Bartolomeo Scala, On the Philosophical Sects (§6):
They go wildly astray, who think that the old Academics (who get that designation because of the new Academics, of whom I will speak a little later) differ from the Peripatetics because the Academics maintained the old method of Socrates in holding off one’s assent in all things, and in thinking that the truth could not be discovered by people; on the other hand, the Peripatetics, thinking otherwise, assented to many things and affirmed for certain what they said. But as Cicero says, even if Plato appears in his books to imitate that Socratic doubt about all things and his habit of speaking with no affirmation, just so that he can give a more lively portrait of Socrates, whom he often brings into the scene of dispute, the successors of Plato abandoned these principles.
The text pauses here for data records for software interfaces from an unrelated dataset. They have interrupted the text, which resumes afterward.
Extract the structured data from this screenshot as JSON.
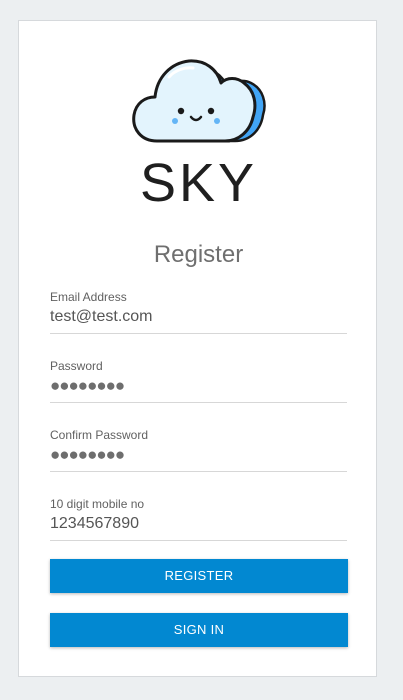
{
  "logo": {
    "icon": "cloud-mascot-icon",
    "text": "SKY"
  },
  "form": {
    "title": "Register",
    "fields": [
      {
        "label": "Email Address",
        "value": "test@test.com",
        "type": "email"
      },
      {
        "label": "Password",
        "value": "●●●●●●●●",
        "type": "password"
      },
      {
        "label": "Confirm Password",
        "value": "●●●●●●●●",
        "type": "password"
      },
      {
        "label": "10 digit mobile no",
        "value": "1234567890",
        "type": "tel"
      }
    ]
  },
  "buttons": {
    "register": "REGISTER",
    "signin": "SIGN IN"
  },
  "colors": {
    "primary": "#0288d1",
    "background": "#eceff1",
    "cloud_fill": "#e3f4fd",
    "cloud_accent": "#42a5f5"
  }
}
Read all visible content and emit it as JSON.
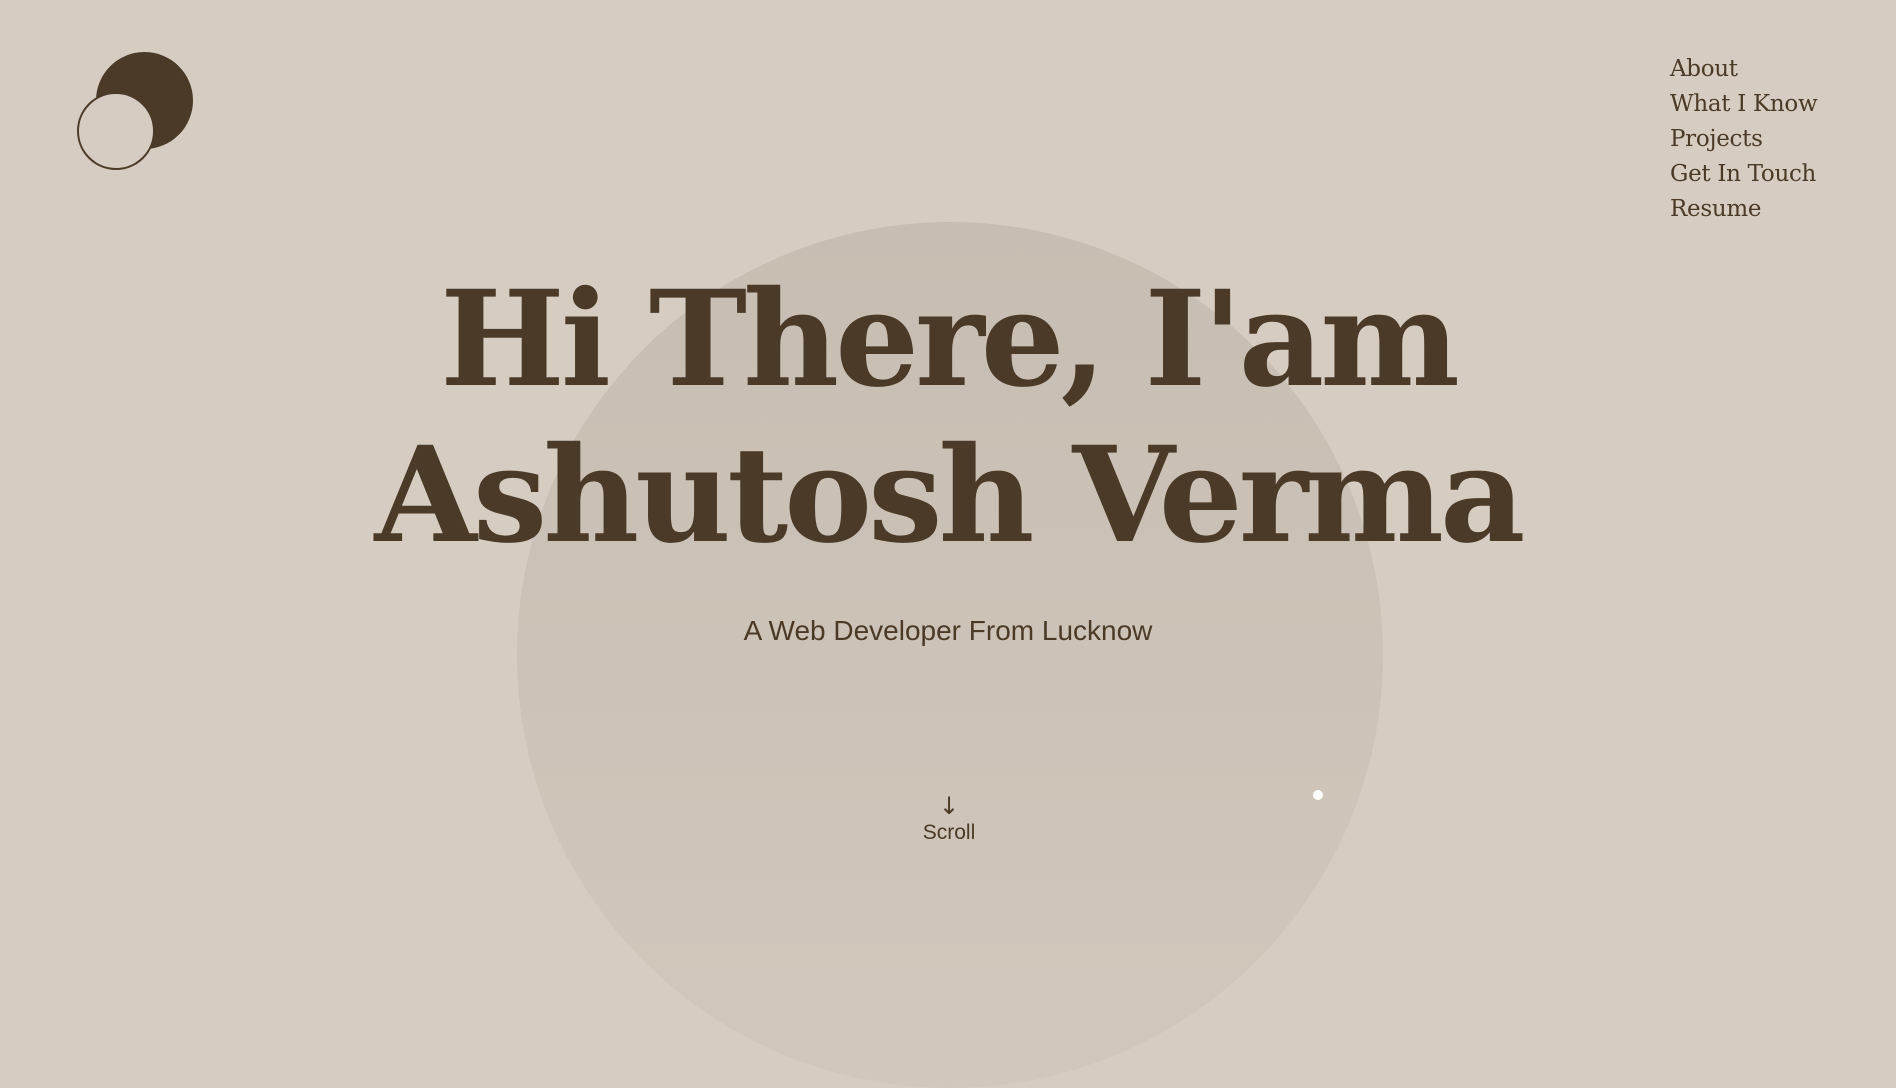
{
  "nav": {
    "items": [
      {
        "label": "About"
      },
      {
        "label": "What I Know"
      },
      {
        "label": "Projects"
      },
      {
        "label": "Get In Touch"
      },
      {
        "label": "Resume"
      }
    ]
  },
  "hero": {
    "line1": "Hi There, I'am",
    "line2": "Ashutosh Verma",
    "subtitle": "A Web Developer From Lucknow"
  },
  "scroll": {
    "icon": "arrow-down-icon",
    "label": "Scroll"
  },
  "colors": {
    "background": "#d6ccc2",
    "circle": "#c8bdb2",
    "text": "#4b3a28",
    "dot": "#ffffff"
  }
}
Thus (and Socrates would have disapproved) there sprung up in philosophy a certain art of speaking, an order of things, and a description of the discipline, which was initially just one thing with two names. For there was no difference between the Peripatetics and that old Academy. Aristotle seemed to stand forth with his abundance of mental acuity, but each school had a fount of matter, and there was the same division in both schools of things to be sought and things to be avoided. They differed in name alone, which for Aristotle came from his strolling while teaching, and for Plato came from the place where he taught.
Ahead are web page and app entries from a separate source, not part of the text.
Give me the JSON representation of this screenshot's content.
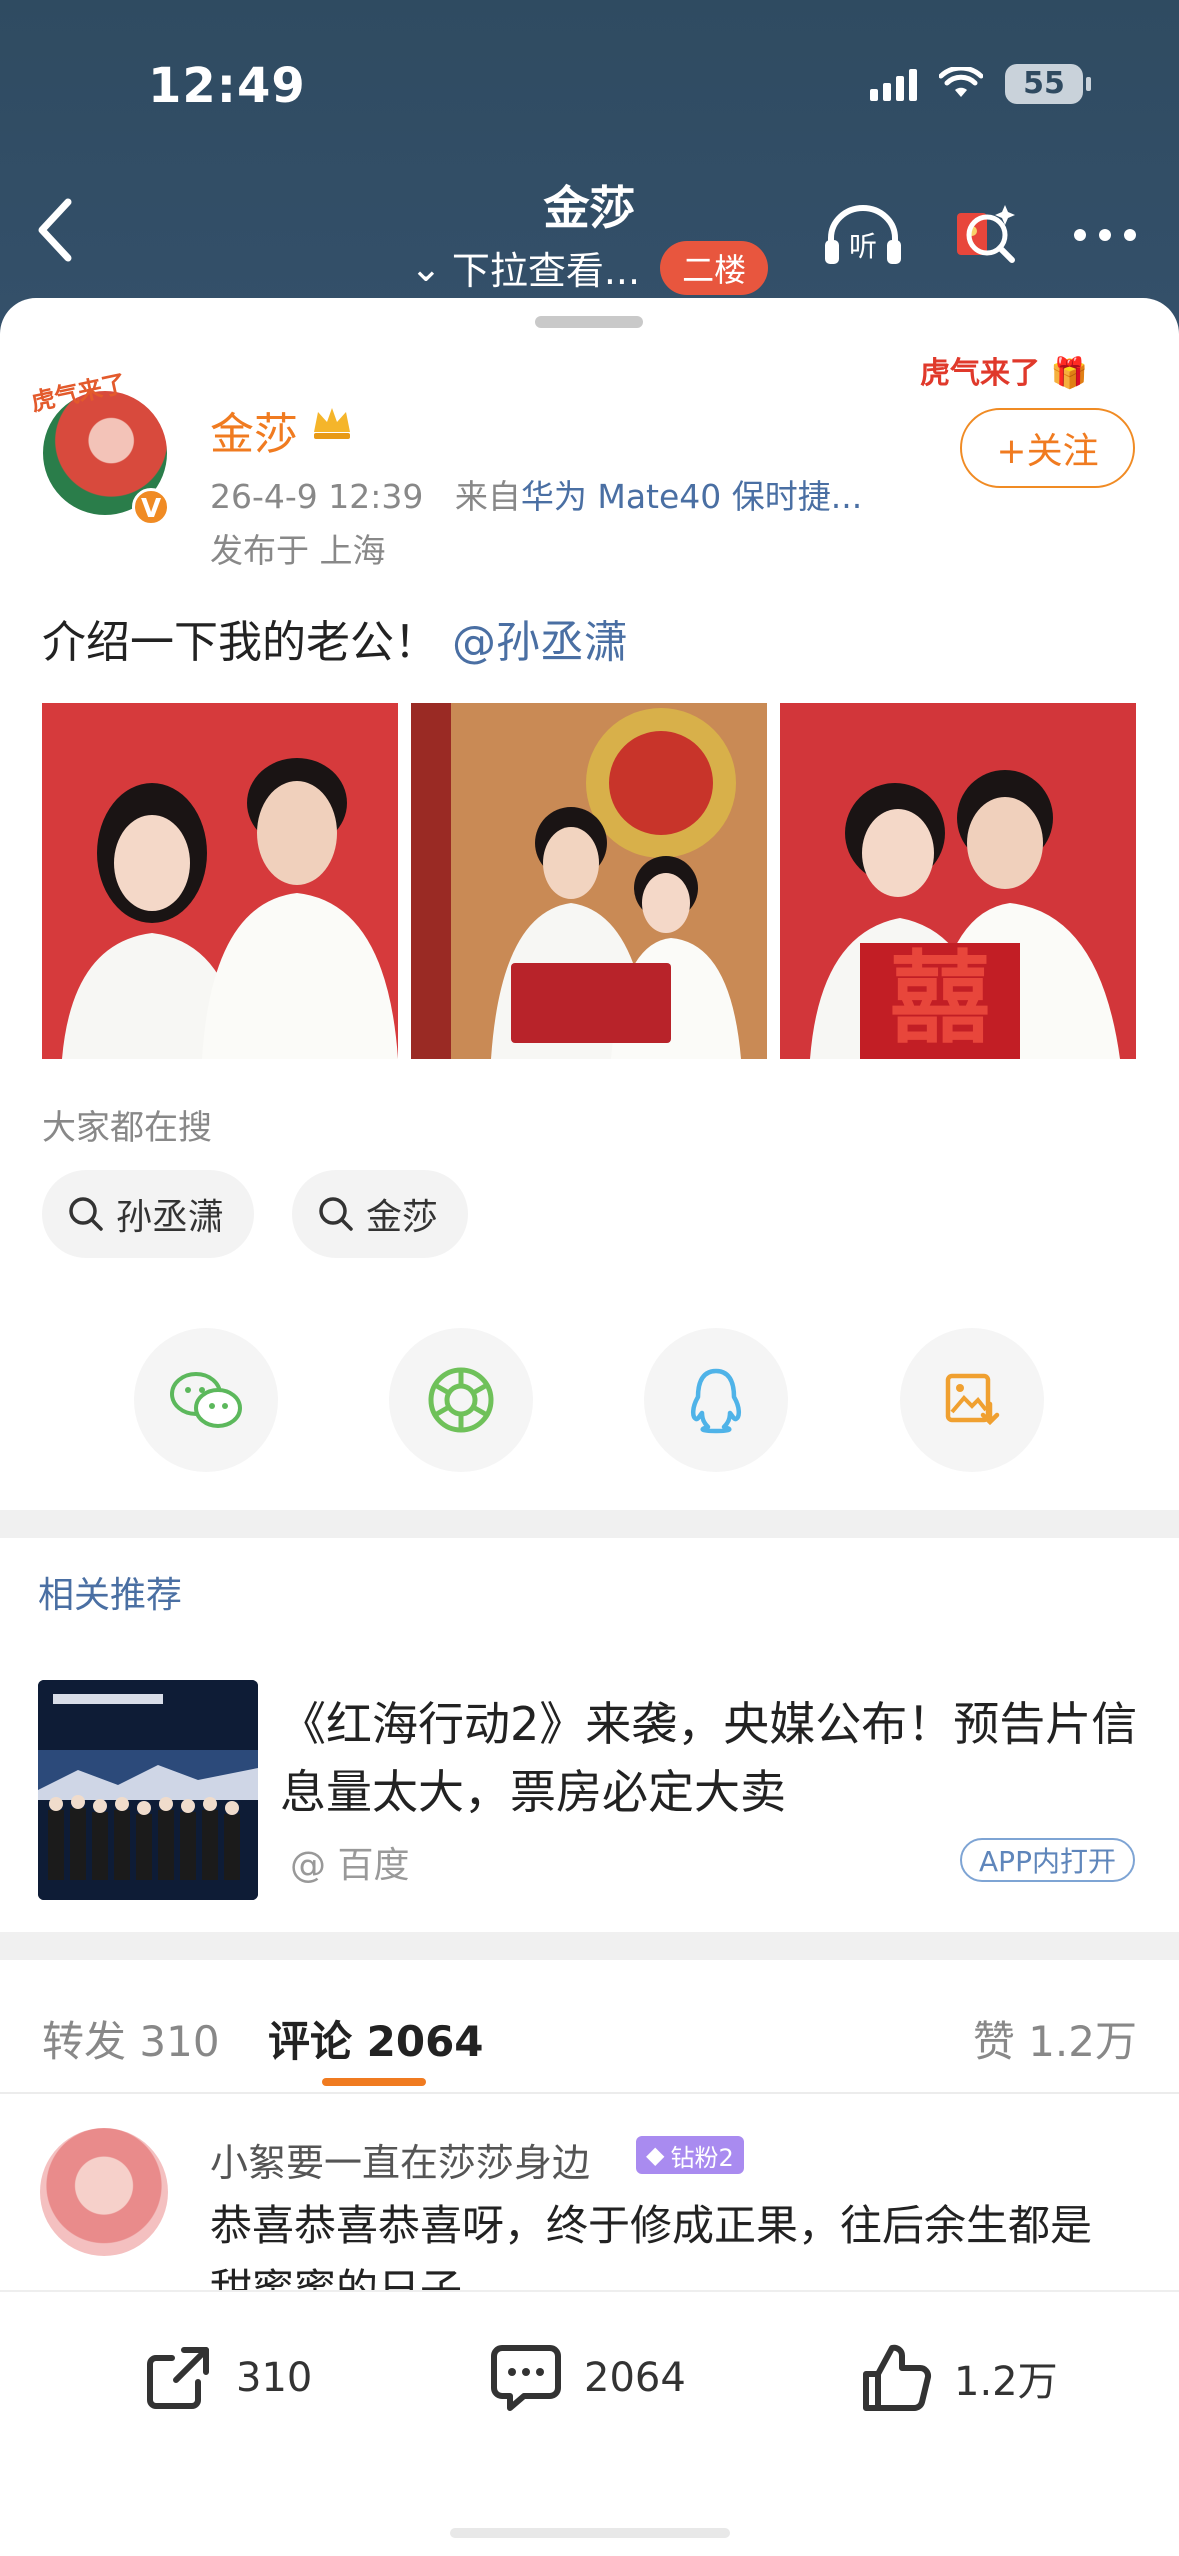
{
  "status_bar": {
    "time": "12:49",
    "battery": "55"
  },
  "header": {
    "title": "金莎",
    "subtitle": "下拉查看...",
    "floor_badge": "二楼"
  },
  "post": {
    "author": "金莎",
    "timestamp": "26-4-9 12:39",
    "source_prefix": "来自",
    "device": "华为 Mate40 保时捷...",
    "location": "发布于 上海",
    "follow_label": "+关注",
    "text": "介绍一下我的老公！",
    "mention": "@孙丞潇"
  },
  "trending": {
    "label": "大家都在搜",
    "chips": [
      "孙丞潇",
      "金莎"
    ]
  },
  "related": {
    "label": "相关推荐",
    "title": "《红海行动2》来袭，央媒公布！预告片信息量太大，票房必定大卖",
    "source": "@ 百度",
    "app_open": "APP内打开"
  },
  "tabs": {
    "repost_label": "转发",
    "repost_count": "310",
    "comment_label": "评论",
    "comment_count": "2064",
    "like_label": "赞",
    "like_count": "1.2万"
  },
  "comment": {
    "user": "小絮要一直在莎莎身边",
    "badge": "钻粉2",
    "text": "恭喜恭喜恭喜呀，终于修成正果，往后余生都是甜蜜蜜的日子"
  },
  "bottom_bar": {
    "repost": "310",
    "comment": "2064",
    "like": "1.2万"
  },
  "colors": {
    "header_bg": "#2f4a60",
    "accent_orange": "#f07b20",
    "link_blue": "#4a6fa3",
    "badge_red": "#e8563e"
  }
}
Aberrant enim qui putant veteres Academicos (sic enim dicti sunt propter novos, de quibus paulo dicetur post) ideo differre a Peripateticis quod illi antiquum Socratis morem omnibus in rebus continendi assensionem tenuissent, quod inveniri ab hominibus verum posse non putarent; contra vero hi, aliter iudicantes, et assentirentur aliis et ipsi quod dicerent pro certo confirmarent. Illam enim Socraticam dubitationem de omnibus rebus et nulla affirmatione adhbita consuetudinem disserendi, ut ait Cicero, etsi imitari videtur Plato in suis libris ut Socratem verius exprimat, quem frequentissime inducit disputantem, qui a Platone postea manarunt, reliquerunt. Ita facta est disserendi, quod minime Socrates probabat, ars quaedam philosophiae et rerum ordo et descriptio disciplinae, quae quidem primo erat duobus nominibus una. Nihil enim inter Peripateticos et illam veterem Academiam differebat. Abundantia quadam ingenii praestabat, ut mihi videtur, Aristoteles, sed idem fons rerum erat utrisque et eadem rerum expetendarum fugiendarumque partitio. Solo igitur nomine differebant, quod hinc disputando deambulatio, illinc in quo Plato docuerat locus fecerat.